If crime is the public’s No. 1 issue in Jackson, then the second must be housing – and its inextricably interrelated issues of neighborhoods, zoning and schools.
Jackson’s schools have their own issues unrelated to the municipal elections, but how the schools fare are affected by issues which the City Council and mayor can address.
Face it: unless Jackson reclaims a middle class, the future is grim.
As it is, there is simply little housing for the middle class.
Recent studies have found that as many as 10,400 households are looking for new residences in the city. But affordable, new single-family homes – $85,000 to $150,000 – are virtually non-existent. There are very expensive homes and low-income housing but not enough moderate-priced housing.

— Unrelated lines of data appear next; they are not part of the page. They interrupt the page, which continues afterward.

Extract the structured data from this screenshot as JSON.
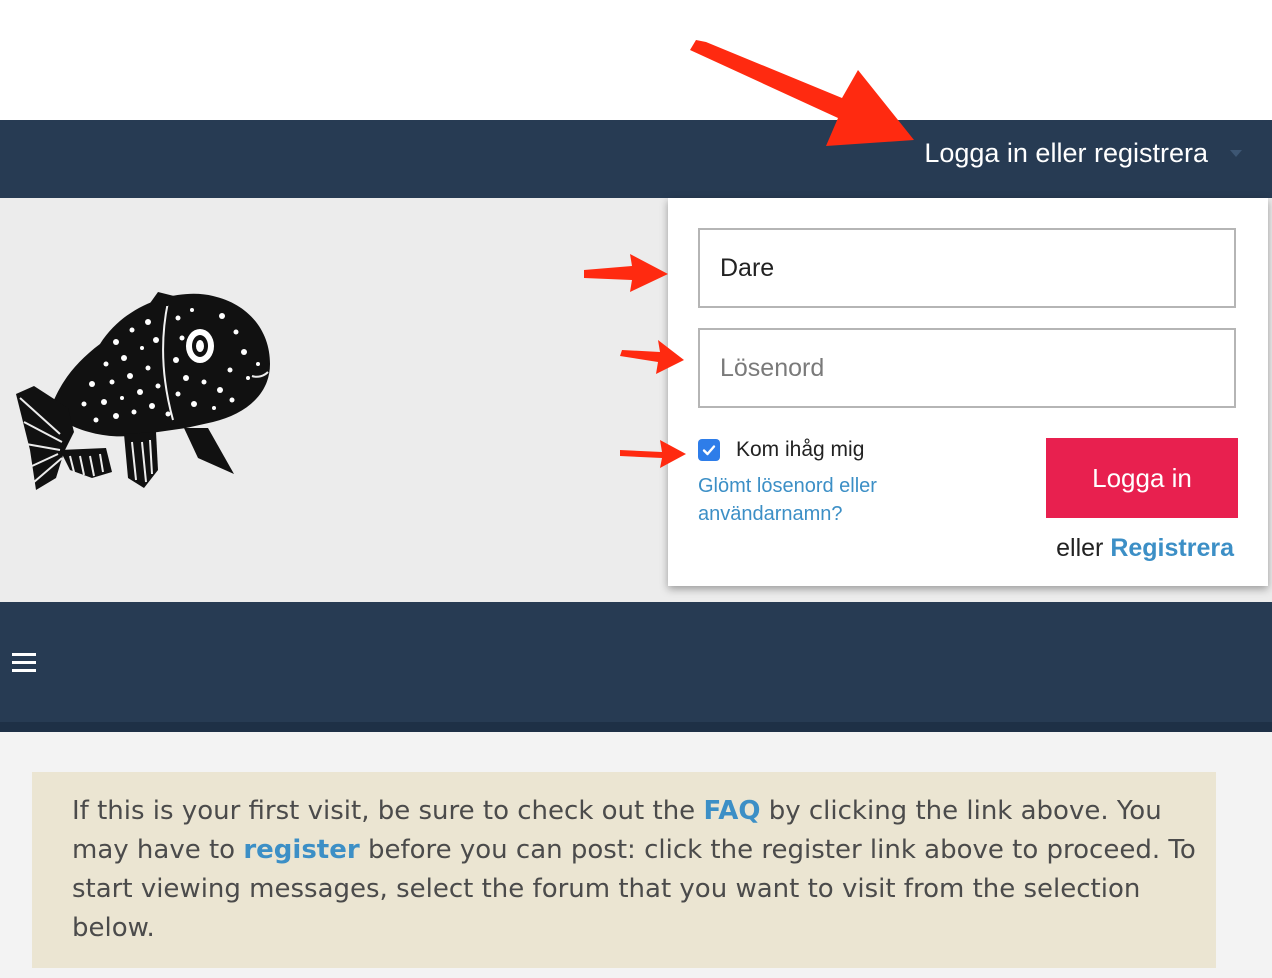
{
  "header": {
    "login_toggle_label": "Logga in eller registrera"
  },
  "login_form": {
    "username_value": "Dare",
    "password_placeholder": "Lösenord",
    "remember_label": "Kom ihåg mig",
    "remember_checked": true,
    "forgot_link": "Glömt lösenord eller användarnamn?",
    "submit_label": "Logga in",
    "or_text": "eller",
    "register_link": "Registrera"
  },
  "notice": {
    "part1": "If this is your first visit, be sure to check out the ",
    "faq_link": "FAQ",
    "part2": " by clicking the link above. You may have to ",
    "register_link": "register",
    "part3": " before you can post: click the register link above to proceed. To start viewing messages, select the forum that you want to visit from the selection below."
  },
  "icons": {
    "logo": "fish-logo-icon",
    "menu": "hamburger-menu-icon",
    "caret": "caret-down-icon",
    "check": "checkmark-icon",
    "annotation": "red-arrow-icon"
  },
  "colors": {
    "header_bg": "#273b53",
    "banner_bg": "#ececec",
    "accent_link": "#3c8fc6",
    "login_button": "#e8204f",
    "notice_bg": "#ebe5d2",
    "annotation_arrow": "#ff2a10"
  }
}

So, in addition to residents moving to suburbs for a variety of reasons, those who want the convenience of living within the city are thwarted.
Meanwhile, too many older neighborhoods are becoming blighted, lowering property values and inviting crime.

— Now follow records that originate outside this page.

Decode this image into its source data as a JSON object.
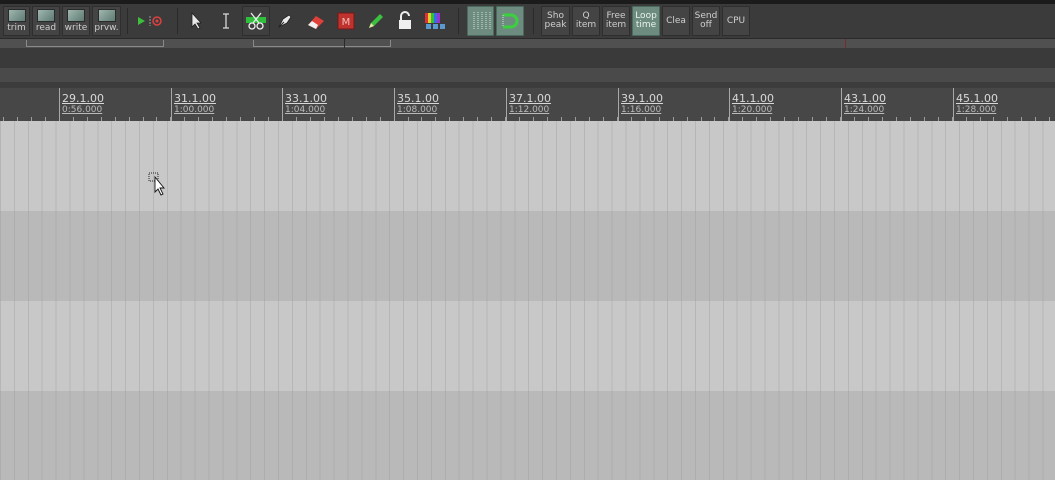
{
  "toolbar": {
    "envelope_buttons": [
      {
        "label": "trim"
      },
      {
        "label": "read"
      },
      {
        "label": "write"
      },
      {
        "label": "prvw."
      }
    ],
    "tool_icons": [
      "play-record-icon",
      "pointer-icon",
      "text-cursor-icon",
      "split-scissors-icon",
      "marker-pen-icon",
      "eraser-icon",
      "mute-icon",
      "pencil-icon",
      "lock-icon",
      "color-icon",
      "grid-icon",
      "snap-icon"
    ],
    "text_buttons": [
      {
        "line1": "Sho",
        "line2": "peak",
        "active": false
      },
      {
        "line1": "Q",
        "line2": "item",
        "active": false
      },
      {
        "line1": "Free",
        "line2": "item",
        "active": false
      },
      {
        "line1": "Loop",
        "line2": "time",
        "active": true
      },
      {
        "line1": "Clea",
        "line2": "",
        "active": false
      },
      {
        "line1": "Send",
        "line2": "off",
        "active": false
      },
      {
        "line1": "CPU",
        "line2": "",
        "active": false
      }
    ]
  },
  "ruler": {
    "marks": [
      {
        "bar": "29.1.00",
        "time": "0:56.000"
      },
      {
        "bar": "31.1.00",
        "time": "1:00.000"
      },
      {
        "bar": "33.1.00",
        "time": "1:04.000"
      },
      {
        "bar": "35.1.00",
        "time": "1:08.000"
      },
      {
        "bar": "37.1.00",
        "time": "1:12.000"
      },
      {
        "bar": "39.1.00",
        "time": "1:16.000"
      },
      {
        "bar": "41.1.00",
        "time": "1:20.000"
      },
      {
        "bar": "43.1.00",
        "time": "1:24.000"
      },
      {
        "bar": "45.1.00",
        "time": "1:28.000"
      }
    ]
  },
  "colors": {
    "lane_light": "#c8c8c8",
    "lane_dark": "#b9b9b9",
    "toolbar_bg": "#3b3b3b",
    "active_button": "#6d8c7f"
  }
}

The city has responded by focusing on razing dilapidated buildings and tightening zoning laws to protect neighborhoods. There are new efforts at turning downtown into more of a livable residential area, with parks and recreation and inviting residents. But building new neighborhoods and rebuilding old ones must be a priority throughout the city.

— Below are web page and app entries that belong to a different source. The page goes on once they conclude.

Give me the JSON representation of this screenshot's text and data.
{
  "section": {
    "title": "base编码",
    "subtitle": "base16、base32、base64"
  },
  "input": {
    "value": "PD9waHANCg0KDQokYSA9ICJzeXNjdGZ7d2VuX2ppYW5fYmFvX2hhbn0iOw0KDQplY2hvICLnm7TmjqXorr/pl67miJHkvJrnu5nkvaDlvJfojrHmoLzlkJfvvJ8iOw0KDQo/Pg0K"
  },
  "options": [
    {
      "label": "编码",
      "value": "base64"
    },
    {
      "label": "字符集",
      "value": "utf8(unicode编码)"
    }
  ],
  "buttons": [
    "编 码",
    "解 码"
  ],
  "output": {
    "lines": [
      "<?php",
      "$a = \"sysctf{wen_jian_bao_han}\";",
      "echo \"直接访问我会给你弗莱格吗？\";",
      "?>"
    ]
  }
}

Candidates who can show the most detailed vision for housing, with concrete plans for luring residential development, providing incentives for construction, broadening enforcement of city improvement codes, and working with neighborhoods should find eager voters on Election Day.
Clarion Ledger Editorial